The third thing is, these CBD components, one in five of them that were tested contain actual THC, which is the active component that makes you stoned. Now, if you’re giving it to your kid who has a seizure disorder, and you’re thinking, well, they’re not gonna get high, well, you better get the right preparation. So that’s another problem.
And the last piece is it can cause liver injuries. So in the trials, up to 10% of patients actually had elevated liver enzymes. And two to 3% of those, of the patients, had to stop the drug because their liver tests were so abnormal that the doctors were uncomfortable. So this is not a drug without side effects.
Now what about the rest of marijuana, what does the data say overall about medical marijuana? Well, my friends up in Canada, James McCormack and others, author on a recent paper recommending guidelines for how to use medical marijuana. They reviewed all the literature, and we can trust them, because Canadians get hella high. And they just legalized it. What they looked at with all the literature was that there are three conditions for which the evidence shows marijuana is better than placebo. And everything else, the evidence isn’t good enough.
These are the three conditions. Number one is chronic pain, due to neuropathic pain, so it’s a particular type of pain, or end-stage cancer pain. In which case, using marijuana in addition, as an adjunct to other medications, can have some benefit over placebo. They don’t recommend it as the first therapy. First you try the other medications to alleviate pain and anxiety, and then you can use marijuana. And they actually recommend the medical derivative, the actual pharmacologic version, not the smoked version because of dosing issues.
The second condition is spasticity due to multiple sclerosis, due to spinal cord injury. So there’s evidence that it can help, medical marijuana, as a third-line agent. So you’re using things like Lyrica and amitriptyline and other anti-spasmodic drugs, and if those fail, you can add the marijuana component.
The third indication where it actually works better than placebo, and this is actually the strongest indication, is post-chemotherapy nausea and vomiting. So people who have had chemotherapy, medical marijuana can benefit above placebo, up to a 30% effect, which is really good.
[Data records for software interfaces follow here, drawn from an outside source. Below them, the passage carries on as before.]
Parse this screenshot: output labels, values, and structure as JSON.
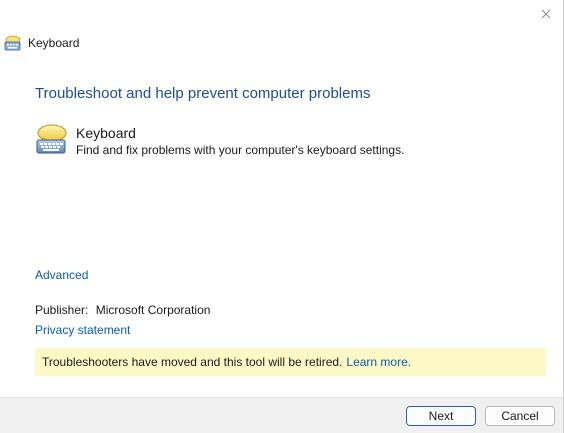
{
  "window": {
    "title": "Keyboard",
    "close_icon": "close-icon",
    "title_icon": "keyboard-help-icon"
  },
  "main": {
    "heading": "Troubleshoot and help prevent computer problems",
    "item": {
      "name": "Keyboard",
      "description": "Find and fix problems with your computer's keyboard settings.",
      "icon": "keyboard-help-icon"
    },
    "advanced_link": "Advanced",
    "publisher_label": "Publisher:",
    "publisher_value": "Microsoft Corporation",
    "privacy_link": "Privacy statement",
    "notice": {
      "text": "Troubleshooters have moved and this tool will be retired.",
      "link": "Learn more."
    }
  },
  "footer": {
    "next_label": "Next",
    "cancel_label": "Cancel"
  },
  "colors": {
    "heading": "#1e4e8c",
    "link": "#0b5cad",
    "notice_bg": "#fdf9c7",
    "footer_bg": "#f0f0f0",
    "primary_border": "#2d5ea8"
  }
}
Now, what are the side effects? They are innumerable, namely getting stoned. So, a lot of people don’t like that. A small number of people can have acute psychosis, a small number of people get disassociation symptoms, there’s paranoia, sedation, dizziness, low blood pressure, enough that people stop using the drug, particularly older patients. So it is not a magical side-effect-less, you know, natural thing that way. It’s a drug, and we have to study it.
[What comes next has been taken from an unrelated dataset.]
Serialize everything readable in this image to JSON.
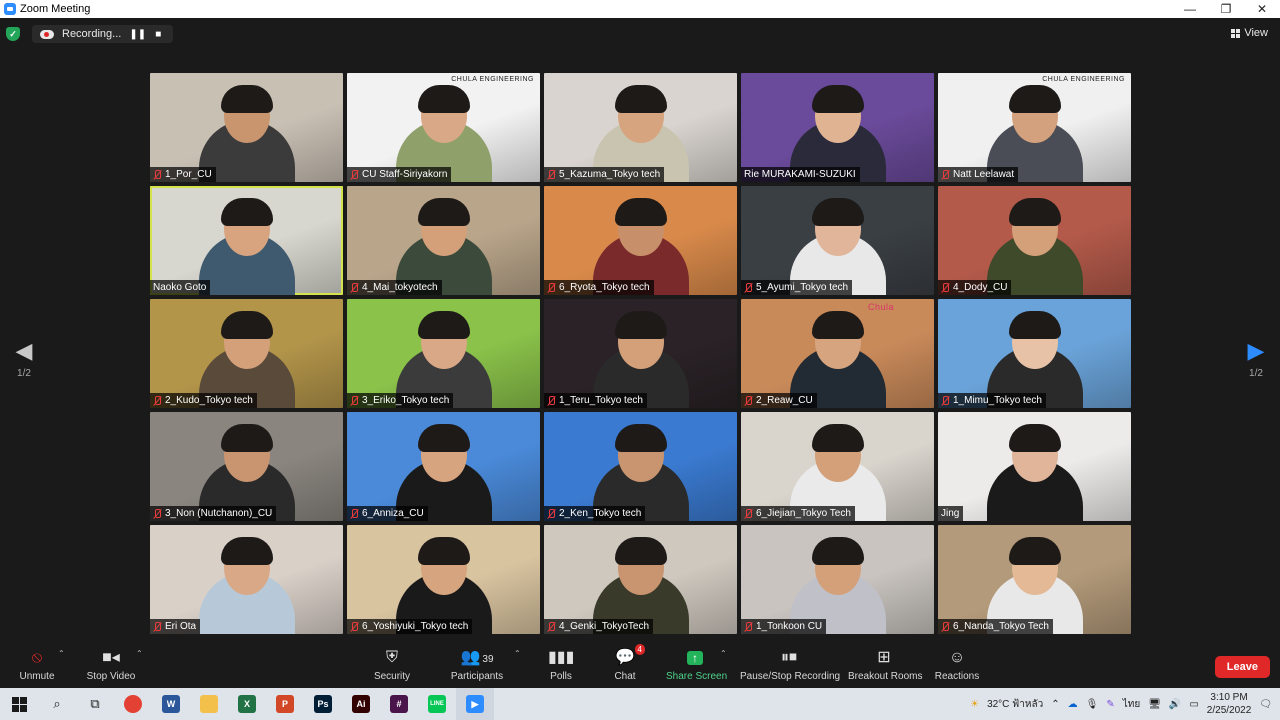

So my calls to action are this. Share this with your CBD bro who thinks that, you know, just because it’s natural, weed’s gonna cure everything, and send it with a reggae clip, just to take some of the edge off. The second call to action is we need to study this drug more. Which means take it off of Schedule I in the United States, it’s crazy. And study the hell out of it. So we can get good evidence, and derive the components of cannabis that actually help people for specific conditions, and tailor it to that. The third call to action is, if cigarettes and alcohol have been legal for decades, and they cause untold social and medical devastation, why the hell isn’t marijuana legal everywhere? So my call to action to everybody is share this, and legalize it. ♪ Hits from the bong ♪
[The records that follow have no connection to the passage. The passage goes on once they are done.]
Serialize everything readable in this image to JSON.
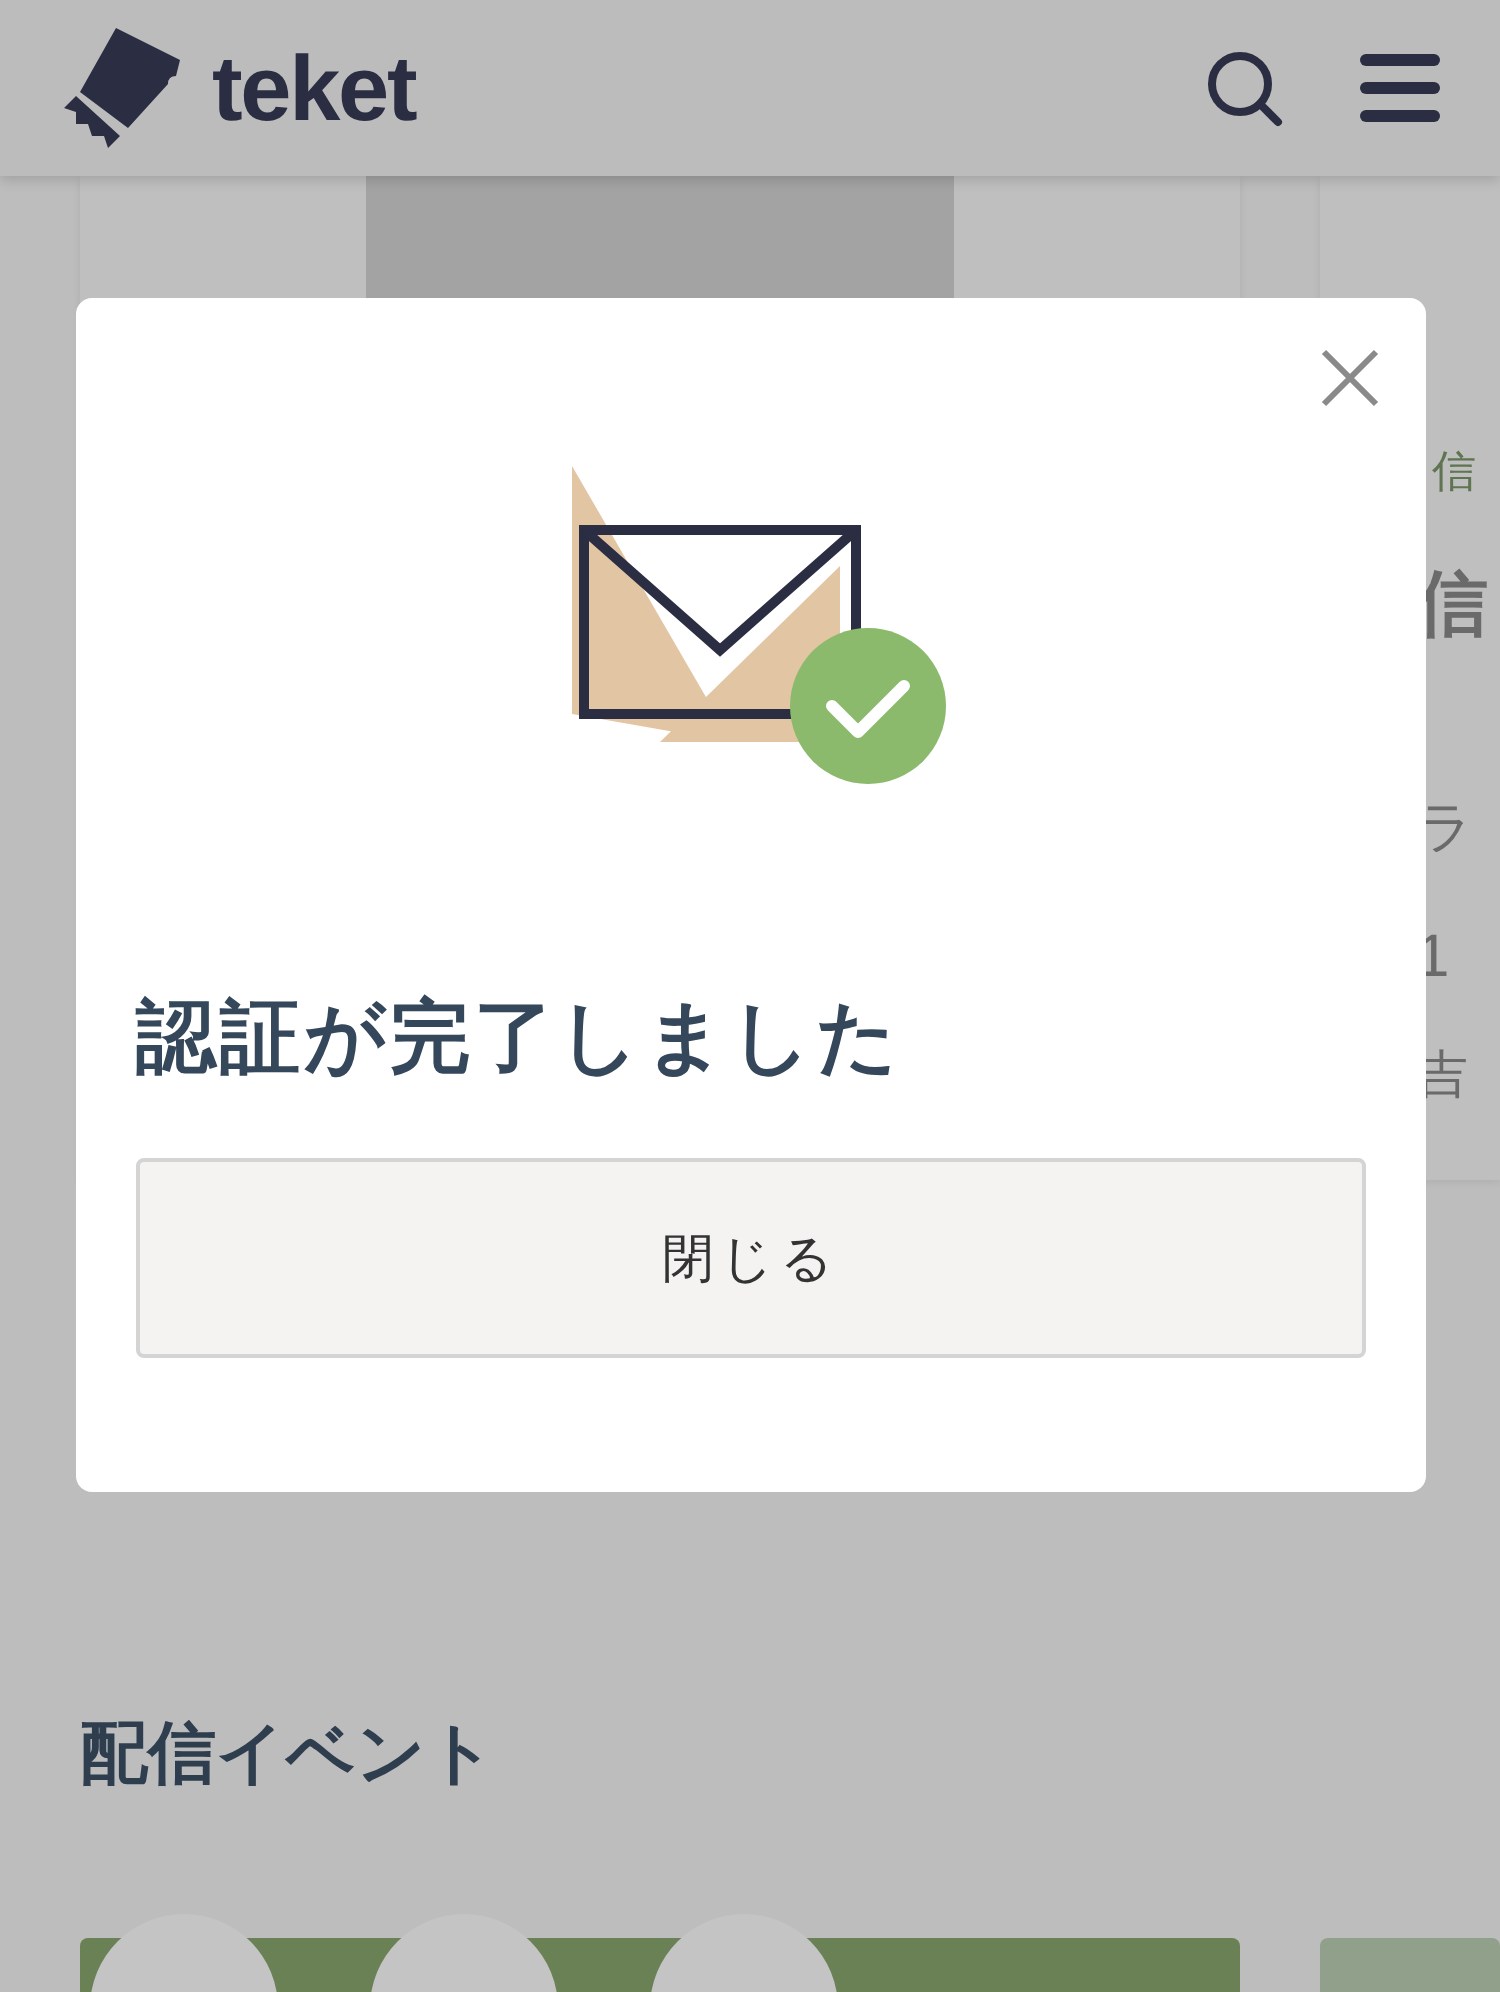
{
  "header": {
    "logo_text": "teket"
  },
  "background_card": {
    "category": "信",
    "title": "信",
    "line_1": "ラ",
    "count": "1",
    "organizer": "吉"
  },
  "section": {
    "title": "配信イベント"
  },
  "dialog": {
    "title": "認証が完了しました",
    "close_button": "閉じる"
  }
}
– I came to get high. Share this, we out. I’m dying over here. Oh God, why?